(THE DATA begins)

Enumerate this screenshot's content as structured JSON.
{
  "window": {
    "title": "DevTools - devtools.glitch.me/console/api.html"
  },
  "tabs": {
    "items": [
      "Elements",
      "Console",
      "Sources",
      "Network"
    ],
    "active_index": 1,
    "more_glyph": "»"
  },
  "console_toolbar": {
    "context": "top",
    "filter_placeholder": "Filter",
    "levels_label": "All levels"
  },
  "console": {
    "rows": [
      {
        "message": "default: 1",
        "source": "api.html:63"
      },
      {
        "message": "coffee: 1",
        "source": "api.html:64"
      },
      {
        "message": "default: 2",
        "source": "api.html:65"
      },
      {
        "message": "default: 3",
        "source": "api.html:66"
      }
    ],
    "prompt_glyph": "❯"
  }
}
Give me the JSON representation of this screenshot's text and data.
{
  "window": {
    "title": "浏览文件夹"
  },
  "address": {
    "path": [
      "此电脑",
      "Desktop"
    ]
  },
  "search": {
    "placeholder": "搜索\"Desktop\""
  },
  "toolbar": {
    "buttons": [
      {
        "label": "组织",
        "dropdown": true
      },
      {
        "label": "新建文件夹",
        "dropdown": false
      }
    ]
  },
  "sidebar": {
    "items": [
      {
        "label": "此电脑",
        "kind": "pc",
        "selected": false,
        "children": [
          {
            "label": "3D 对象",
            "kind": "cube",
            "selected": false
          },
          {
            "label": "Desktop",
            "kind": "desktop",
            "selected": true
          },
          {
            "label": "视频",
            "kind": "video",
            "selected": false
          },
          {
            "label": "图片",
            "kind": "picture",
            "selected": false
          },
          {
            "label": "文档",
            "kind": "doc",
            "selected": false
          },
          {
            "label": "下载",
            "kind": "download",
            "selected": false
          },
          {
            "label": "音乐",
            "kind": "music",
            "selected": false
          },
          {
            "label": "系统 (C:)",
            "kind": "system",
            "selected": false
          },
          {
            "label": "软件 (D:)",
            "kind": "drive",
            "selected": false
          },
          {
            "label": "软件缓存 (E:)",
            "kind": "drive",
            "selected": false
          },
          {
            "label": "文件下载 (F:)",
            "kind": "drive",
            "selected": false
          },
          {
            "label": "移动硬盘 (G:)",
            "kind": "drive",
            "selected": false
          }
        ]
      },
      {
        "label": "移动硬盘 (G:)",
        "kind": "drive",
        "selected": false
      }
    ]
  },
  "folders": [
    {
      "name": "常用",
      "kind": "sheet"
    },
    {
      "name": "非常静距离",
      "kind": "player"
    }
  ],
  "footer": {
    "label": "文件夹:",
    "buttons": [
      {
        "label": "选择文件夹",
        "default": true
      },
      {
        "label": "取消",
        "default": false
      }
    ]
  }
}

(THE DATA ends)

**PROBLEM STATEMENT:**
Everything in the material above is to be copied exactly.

**ANSWER SECTION:**
Enumerate this screenshot's content as structured JSON.
{
  "window": {
    "title": "DevTools - devtools.glitch.me/console/api.html"
  },
  "tabs": {
    "items": [
      "Elements",
      "Console",
      "Sources",
      "Network"
    ],
    "active_index": 1,
    "more_glyph": "»"
  },
  "console_toolbar": {
    "context": "top",
    "filter_placeholder": "Filter",
    "levels_label": "All levels"
  },
  "console": {
    "rows": [
      {
        "message": "default: 1",
        "source": "api.html:63"
      },
      {
        "message": "coffee: 1",
        "source": "api.html:64"
      },
      {
        "message": "default: 2",
        "source": "api.html:65"
      },
      {
        "message": "default: 3",
        "source": "api.html:66"
      }
    ],
    "prompt_glyph": "❯"
  }
}
Give me the JSON representation of this screenshot's text and data.
{
  "window": {
    "title": "浏览文件夹"
  },
  "address": {
    "path": [
      "此电脑",
      "Desktop"
    ]
  },
  "search": {
    "placeholder": "搜索\"Desktop\""
  },
  "toolbar": {
    "buttons": [
      {
        "label": "组织",
        "dropdown": true
      },
      {
        "label": "新建文件夹",
        "dropdown": false
      }
    ]
  },
  "sidebar": {
    "items": [
      {
        "label": "此电脑",
        "kind": "pc",
        "selected": false,
        "children": [
          {
            "label": "3D 对象",
            "kind": "cube",
            "selected": false
          },
          {
            "label": "Desktop",
            "kind": "desktop",
            "selected": true
          },
          {
            "label": "视频",
            "kind": "video",
            "selected": false
          },
          {
            "label": "图片",
            "kind": "picture",
            "selected": false
          },
          {
            "label": "文档",
            "kind": "doc",
            "selected": false
          },
          {
            "label": "下载",
            "kind": "download",
            "selected": false
          },
          {
            "label": "音乐",
            "kind": "music",
            "selected": false
          },
          {
            "label": "系统 (C:)",
            "kind": "system",
            "selected": false
          },
          {
            "label": "软件 (D:)",
            "kind": "drive",
            "selected": false
          },
          {
            "label": "软件缓存 (E:)",
            "kind": "drive",
            "selected": false
          },
          {
            "label": "文件下载 (F:)",
            "kind": "drive",
            "selected": false
          },
          {
            "label": "移动硬盘 (G:)",
            "kind": "drive",
            "selected": false
          }
        ]
      },
      {
        "label": "移动硬盘 (G:)",
        "kind": "drive",
        "selected": false
      }
    ]
  },
  "folders": [
    {
      "name": "常用",
      "kind": "sheet"
    },
    {
      "name": "非常静距离",
      "kind": "player"
    }
  ],
  "footer": {
    "label": "文件夹:",
    "buttons": [
      {
        "label": "选择文件夹",
        "default": true
      },
      {
        "label": "取消",
        "default": false
      }
    ]
  }
}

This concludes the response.